Symptoms
How would you treat constipation in a patient with advanced cancer?

Constipation is a very common symptom in patients with advanced disease of any kind, including cancer. Patients at the end of life have many reasons for becoming constipated, including immobility, reduced fluid intake, and the use of a number of medications. Patients frequently need to have bowel movements in inconvenient and unfamiliar places, and in unnatural (non-physiologic) positions. Medications, especially opioids, contribute to constipation. Other medication causes of constipation include tricyclic antidepressants and diuretics, as well as anti-serotonin anti-nauseants, such as ondansetron and granisetron.

Investigating constipation includes paying attention to history, noting typical symptoms, such as anorexia, nausea, vomiting, abdominal pain, bloating, tenesmus and diarrhea (leaking past the fecal obstruction), as well as conducting abdominal and rectal exams. X-rays of the abdomen may be helpful to rule out obstruction. Bloodwork may be needed to rule out hypercalcemia, the most common metabolic cause of constipation in cancer.

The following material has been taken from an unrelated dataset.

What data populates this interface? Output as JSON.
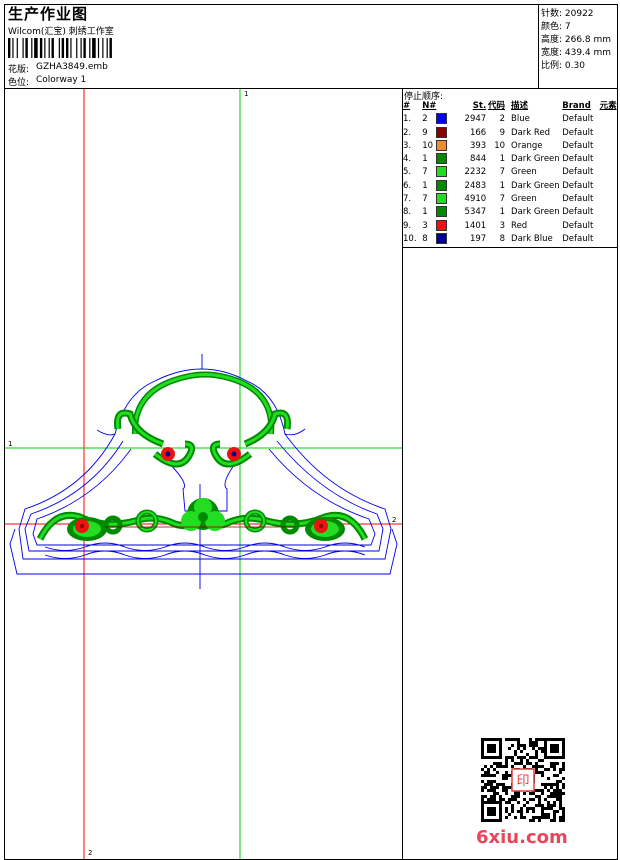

Anticipating and preventing constipation, and treating it before it becomes severe, is always preferred. Long-standing constipation is more difficult to manage. Assuming there is no underlying bowel obstruction, treatment includes correcting reversible metabolic abnormalities and identifying offending medications that could be reduced or changed. As much as possible, allow regular bowel movements to occur after meals, in natural (physiologic) positions, in private surroundings.

Bulk-forming laxatives (such as fibre supplements) should usually be discontinued, as they require more fluid intake than many palliative care patients are able to consume. As well, opioids frequently limit intraluminal moisture, which is required for bulk-forming agents to be effective. Docusate is frequently prescribed as stool softener, but there is little evidence that it is effective.

Starting with a stimulant laxative (such as senna), then adding an osmotic laxative (such as lactulose) if needed, has been an accepted approach. More recently, based on evidence, guidelines[1] suggest the use of polyethylene glycol (PEG) marketed as Lax-A-Day, Restoralax and others. PEG can be mixed in a favourite drink or sprinkled on food. PEG may cause less cramping than other laxatives.

If the rectum is full of stool, a low enema may be helpful to get things going. If the stool is hard and impacted, manual disimpaction with extra analgesia before the procedure may be required. Once constipation is resolved, the regular use of laxatives helps to prevent recurrence of this problem.

A special situation results when severe opioid-induced constipation does not respond to the usual agents described above. In this scenario, using subcutaneously injected methylnaltrexone may be helpful.

Reference

1. Librach L, et al. Consensus recommendations for the management of constipation in patients with advanced, progressive illness. J Pain Symptom Manage. 2010;40(5):761-773.

Other references

Fraser Health. Hospice Palliative Care Program Symptom Management Guidelines: Bowel Care. Surrey, BC; 2006.

Winnipeg Regional Health Authority Palliative Care Program. Constipation Assessment and Management Algorithm. Winnipeg, MB; 2012.

Woelk C. The hand that writes the opioid… Can Fam Phys. 2007;53:1015-1017.